Wait! You were expecting answers? An explanation maybe? Not from this sap, my information on the band remains strictly confidential and what I have discovered about myself along the way highly personal. You want revelations I heavily suggest you treat yourself to a copy of ,‘The Optimist’, and discover for yourself, I’m sure you’ll find this excellent album is worth it.
1. a person who tends to be hopeful and confident about the future or the success of something.
2. a person who believes that this world is the best of all possible worlds or that good must ultimately prevail over evil.
After Anathema’s 2012 award-winning album ‘Weather Systems’ and 2014’s spellbinding ‘Distant Satellites’, the ambient rockers are back with their eleventh full-length, ‘The Optimist’. Due for release on 9th June through Kscope ‘The Optimist’ will soon reveal some of the darkest, most challenging and unexpected music the sextet have put their name to.
Anathema, led by brothers Daniel and Vincent Cavanagh, along with drummer John Douglas, singer Lee Douglas, bassist Jamie Cavanagh and keyboardist Daniel Cardoso began recording ‘The Optimist’ in the winter of 2016 at Attica Audio in Donegal, Ireland and then finished at Castle Of Doom studios in Glasgow with producer Tony Doogan [Mogwai, Belle & Sebastian, Super Furry Animals] at the helm. Vincent elaborates on Doogan’s influence on the recording process “he suggested that we record as a live band, which we hadn’t done for years. Having played a few tunes on the last tour, we were ready for that. Tony wanted to capture that energy you can only get with everyone facing each other… it makes a big difference. He was a superb guy to work with and I learned a lot making this record”

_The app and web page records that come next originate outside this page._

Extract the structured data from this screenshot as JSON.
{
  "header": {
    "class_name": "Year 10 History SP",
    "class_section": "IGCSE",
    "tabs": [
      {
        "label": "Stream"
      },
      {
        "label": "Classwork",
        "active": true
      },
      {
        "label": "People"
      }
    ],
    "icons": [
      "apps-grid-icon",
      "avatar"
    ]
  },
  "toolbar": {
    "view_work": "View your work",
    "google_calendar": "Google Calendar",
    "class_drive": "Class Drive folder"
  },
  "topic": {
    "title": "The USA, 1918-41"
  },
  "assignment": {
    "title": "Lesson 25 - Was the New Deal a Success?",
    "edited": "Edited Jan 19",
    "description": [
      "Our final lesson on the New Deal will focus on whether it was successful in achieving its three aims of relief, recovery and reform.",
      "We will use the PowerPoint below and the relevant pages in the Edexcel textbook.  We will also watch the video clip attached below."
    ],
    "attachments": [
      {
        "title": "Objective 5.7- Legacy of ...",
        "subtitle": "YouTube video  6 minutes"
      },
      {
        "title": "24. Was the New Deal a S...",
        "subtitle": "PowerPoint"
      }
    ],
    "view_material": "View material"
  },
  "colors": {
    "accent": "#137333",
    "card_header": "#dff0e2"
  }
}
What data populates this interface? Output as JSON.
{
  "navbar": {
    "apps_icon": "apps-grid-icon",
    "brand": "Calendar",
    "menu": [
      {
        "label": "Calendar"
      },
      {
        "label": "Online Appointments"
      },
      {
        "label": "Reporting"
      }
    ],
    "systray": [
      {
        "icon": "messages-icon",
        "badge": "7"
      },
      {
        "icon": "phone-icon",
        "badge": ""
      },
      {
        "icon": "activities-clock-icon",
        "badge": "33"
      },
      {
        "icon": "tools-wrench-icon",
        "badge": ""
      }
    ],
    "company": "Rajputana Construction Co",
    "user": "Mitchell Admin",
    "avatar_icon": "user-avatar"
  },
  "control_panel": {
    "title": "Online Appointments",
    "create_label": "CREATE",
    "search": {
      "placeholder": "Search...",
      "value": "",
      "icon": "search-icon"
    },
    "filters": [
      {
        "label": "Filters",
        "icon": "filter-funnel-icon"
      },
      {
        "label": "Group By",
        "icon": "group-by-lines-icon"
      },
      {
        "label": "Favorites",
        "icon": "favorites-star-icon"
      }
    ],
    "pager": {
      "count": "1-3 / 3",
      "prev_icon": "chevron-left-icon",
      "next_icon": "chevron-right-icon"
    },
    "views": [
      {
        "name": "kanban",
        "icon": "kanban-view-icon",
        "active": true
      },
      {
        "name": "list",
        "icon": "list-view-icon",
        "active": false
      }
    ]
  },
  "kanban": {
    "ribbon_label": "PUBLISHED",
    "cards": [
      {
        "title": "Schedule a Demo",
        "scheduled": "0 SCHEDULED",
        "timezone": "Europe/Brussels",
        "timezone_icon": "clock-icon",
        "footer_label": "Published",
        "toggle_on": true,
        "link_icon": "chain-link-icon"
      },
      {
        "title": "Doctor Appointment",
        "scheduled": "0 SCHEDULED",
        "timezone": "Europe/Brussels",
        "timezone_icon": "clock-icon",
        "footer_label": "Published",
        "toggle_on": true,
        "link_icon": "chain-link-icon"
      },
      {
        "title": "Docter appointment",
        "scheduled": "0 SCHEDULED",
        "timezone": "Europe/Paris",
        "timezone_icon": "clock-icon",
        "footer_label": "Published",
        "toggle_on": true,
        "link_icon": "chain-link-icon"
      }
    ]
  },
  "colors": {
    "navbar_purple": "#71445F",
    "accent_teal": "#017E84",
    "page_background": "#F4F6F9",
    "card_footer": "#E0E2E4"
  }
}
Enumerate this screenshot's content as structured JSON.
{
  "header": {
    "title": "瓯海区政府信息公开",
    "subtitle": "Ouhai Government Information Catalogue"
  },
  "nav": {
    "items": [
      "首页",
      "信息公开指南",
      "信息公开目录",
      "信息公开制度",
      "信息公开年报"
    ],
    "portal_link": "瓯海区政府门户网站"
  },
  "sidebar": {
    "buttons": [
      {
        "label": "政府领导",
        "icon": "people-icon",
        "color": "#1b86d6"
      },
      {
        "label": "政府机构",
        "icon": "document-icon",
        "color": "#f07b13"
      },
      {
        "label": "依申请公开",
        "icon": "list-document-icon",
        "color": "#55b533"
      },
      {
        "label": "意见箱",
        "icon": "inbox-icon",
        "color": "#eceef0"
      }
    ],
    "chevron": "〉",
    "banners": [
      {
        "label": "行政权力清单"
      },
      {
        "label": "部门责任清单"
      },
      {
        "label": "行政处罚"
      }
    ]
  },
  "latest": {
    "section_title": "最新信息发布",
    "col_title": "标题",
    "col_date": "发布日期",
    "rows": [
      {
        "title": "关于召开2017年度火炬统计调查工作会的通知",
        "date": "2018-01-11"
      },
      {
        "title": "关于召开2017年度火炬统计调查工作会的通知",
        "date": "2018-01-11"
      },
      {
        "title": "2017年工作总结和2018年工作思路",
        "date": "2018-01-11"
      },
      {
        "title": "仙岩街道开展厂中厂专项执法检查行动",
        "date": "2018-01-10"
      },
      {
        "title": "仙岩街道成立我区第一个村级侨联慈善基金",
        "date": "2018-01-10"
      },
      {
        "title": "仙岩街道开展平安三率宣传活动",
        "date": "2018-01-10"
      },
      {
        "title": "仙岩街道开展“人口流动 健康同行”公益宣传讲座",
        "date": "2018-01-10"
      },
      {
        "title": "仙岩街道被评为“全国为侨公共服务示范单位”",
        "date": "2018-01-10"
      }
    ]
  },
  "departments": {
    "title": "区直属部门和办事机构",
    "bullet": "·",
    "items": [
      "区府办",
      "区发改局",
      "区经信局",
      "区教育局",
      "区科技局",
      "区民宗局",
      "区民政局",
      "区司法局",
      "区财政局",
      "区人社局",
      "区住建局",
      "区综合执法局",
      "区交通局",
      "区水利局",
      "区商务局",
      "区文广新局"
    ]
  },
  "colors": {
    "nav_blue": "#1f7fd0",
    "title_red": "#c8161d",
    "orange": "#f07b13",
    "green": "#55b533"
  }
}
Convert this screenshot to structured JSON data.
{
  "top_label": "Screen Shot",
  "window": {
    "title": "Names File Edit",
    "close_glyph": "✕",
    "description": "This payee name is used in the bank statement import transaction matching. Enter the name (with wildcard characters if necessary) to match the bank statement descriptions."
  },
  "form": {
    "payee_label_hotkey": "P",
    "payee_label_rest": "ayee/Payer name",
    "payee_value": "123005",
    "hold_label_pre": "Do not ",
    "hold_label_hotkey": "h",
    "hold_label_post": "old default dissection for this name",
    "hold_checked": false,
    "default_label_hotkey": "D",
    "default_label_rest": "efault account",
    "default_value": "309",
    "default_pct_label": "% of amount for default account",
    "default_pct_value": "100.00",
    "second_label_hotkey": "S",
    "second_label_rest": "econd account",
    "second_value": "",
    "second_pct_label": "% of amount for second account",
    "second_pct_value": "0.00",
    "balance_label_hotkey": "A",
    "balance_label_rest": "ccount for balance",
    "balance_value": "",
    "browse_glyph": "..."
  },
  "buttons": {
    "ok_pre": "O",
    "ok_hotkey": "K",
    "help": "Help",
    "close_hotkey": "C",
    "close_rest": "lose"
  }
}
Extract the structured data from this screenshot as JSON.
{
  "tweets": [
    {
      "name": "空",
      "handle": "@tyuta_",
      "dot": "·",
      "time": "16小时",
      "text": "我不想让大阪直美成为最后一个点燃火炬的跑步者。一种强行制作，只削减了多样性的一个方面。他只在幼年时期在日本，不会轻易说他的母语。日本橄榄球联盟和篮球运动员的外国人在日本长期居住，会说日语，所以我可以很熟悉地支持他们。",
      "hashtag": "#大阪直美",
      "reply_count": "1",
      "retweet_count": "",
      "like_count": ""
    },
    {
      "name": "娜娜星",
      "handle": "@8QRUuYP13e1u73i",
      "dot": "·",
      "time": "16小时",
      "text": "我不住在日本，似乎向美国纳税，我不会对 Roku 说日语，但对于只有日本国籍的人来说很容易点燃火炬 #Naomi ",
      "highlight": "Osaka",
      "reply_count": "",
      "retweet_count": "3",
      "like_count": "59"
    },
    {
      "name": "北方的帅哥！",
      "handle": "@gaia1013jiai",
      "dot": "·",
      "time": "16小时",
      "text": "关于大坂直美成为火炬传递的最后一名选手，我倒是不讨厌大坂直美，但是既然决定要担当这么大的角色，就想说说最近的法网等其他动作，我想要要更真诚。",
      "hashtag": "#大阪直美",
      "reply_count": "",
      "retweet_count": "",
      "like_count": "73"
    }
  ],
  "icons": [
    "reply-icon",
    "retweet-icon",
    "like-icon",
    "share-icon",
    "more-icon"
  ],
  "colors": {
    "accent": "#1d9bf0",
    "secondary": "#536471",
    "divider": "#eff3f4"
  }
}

The idea for ‘The Optimist’ was born from the front cover artwork of the band’s 2001 album ‘A Fine Day To Exit’. Daniel Cavanagh explains “I suppose you might say the album is semi-autobiographical because this time we used a surrogate,” he says, of the character that is The Optimist “We put sound, feelings and crucially, our own hopes and fears into another person and made him the subject of the songs then weaving my own internal monologue into the narrative of The Optimist. It was John’s idea to write a narrative, so I took A Fine Day To Exit as the starting point”. Vincent elaborates further on the earlier album’s artwork influence “The guy who disappeared – you never knew what happened to him,didhe start a new life? Did he succumb to his fate? It was never explained. The opening track title is the exact coordinates for Silver Strand beach in San Diego – the last known location of The Optimist – shown on the cover of A Fine Day to Exit.”
To continue the theme further, the band brought back designer and illustrator Travis Smith to create the artwork for The Optimist. The artwork was created from a series of photographs Smith took on a West Coast road trip.
Withthe character’s unresolved destiny the three song writing members, meticulously brought the unfinished story to an end – and most strikingly of all – one which is decided by the listener.
32.63N 117.14W [01:18]
Leaving It Behind [04:27]
Endless Ways [05:49]
The Optimist [05:37]
San Francisco [04:59]
Can`t Let Go [05:00]
Close Your Eyes [03:39]
Back To The Start [11:41]
Anathema will be revealing more information on The Optimist very soon, album formats and further touring details.